Why Bill Belichick Won't Fix the Disaster That Is Albert Haynesworth

Bill WashinskiContributor IIIJuly 28, 2011

Bill Belichick's history of "fixing" malcontents is highly over-rated. Although I credit him for being a phenomenal coach—the best in the league—the way he is portrayed as a draft genius and for his rehabilitation of "problem" players is sickeningly inaccurate.

The malcontent nature of Corey Dillon was highly exaggerated.  Dillon was nowhere near the reformation project that he was made out to be.  He was simply tired of playing for the Bengals and their apathetic approach towards competing.   Dillon was not the first and obviously not the last.  Chad Johnson tried to get out, and Carson Palmer chose to retire rather than play for them any longer. 

Moss came to the Patriots on the very cheap from the Raiders, perhaps the only team in the league with the same level of ineptitude as the Bengals.  He had a reputation for only playing hard when he was having the ball thrown to him—A LOT. 

Perhaps that is the reason why the 2007 Patriots set the record in points.  They consistently ran the score up on teams, when the game was already decided. 
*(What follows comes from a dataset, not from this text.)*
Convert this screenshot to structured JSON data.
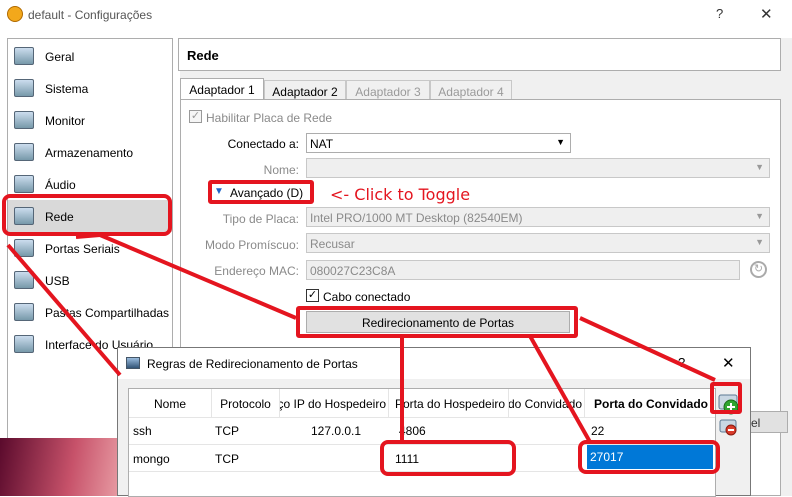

The record of TD receptions Moss had in 2007 was accomplished because the Patriots would continue to throw the ball late in games, when most teams generally try to run out the clock to avoid potential injuries—and end the game quicker. 

But the Patriots wanted to keep Moss "happy."  Unless he was catching passes, he was not an asset.  He won't block for the running game or run hard routes to free up areas when not the primary receiver. 

It didn't take Moss long to revert to old habits of only contributing when "he got his."  The reality is that Moss simply played at his normal level—both the positive and the negative—as he did in Minnesota after a few down years.

Now it's Haynesworth who is the latest diva.  The reality about Haynesworth is that his reputation is as a selfish player that plays hard—but only when it is good for him. 

The Patriots team that he is joining does not have a strong structure of proven veterans who have earned respect in the league.  There is no Mike Vrabel, Teddy Bruschi, Richard Seymour, Junior Seau or Rodney Harrison in that locker room. 

If you are expecting a self-serving and highly egotistical Haynesworth to automatically fall into line, when the defense around him is full of young players who weren't exactly that good last year (25th in the league in yards), you're deluding yourself.

To be fair/honest, Haynesworth will likely do pretty good this year and may even return to Pro Bowl level.  But do not expect him to be a long-term solution and morph into a great teammate and locker room leader—or make the Patriots D elite.  

Tigers don't change their stripes.  This guy has done multiple wrongs and has never learned to make himself better from any of these previous experiences.  That is not going to magically change simply because Bill Belichick is coaching.

The Patriots would have been better off keeping Richard Seymour, instead of trading him for a #1 pick that won't reach his potential until after Brady is retired.  And they are still going to have to address the contract issue—maybe not this year based on the conditions of the trade—but after the season.  The Patriots have also made a lot of players frustrated and outright angry by low-balling them, and Haynesworth will magnify those problems to the 100th degree.

Any benefits from this trade will be short lived and the consequences will over-weigh them in the end.  This is what happens when a team is run by one person rather than a collaborative effort, like when Pioli was in New England.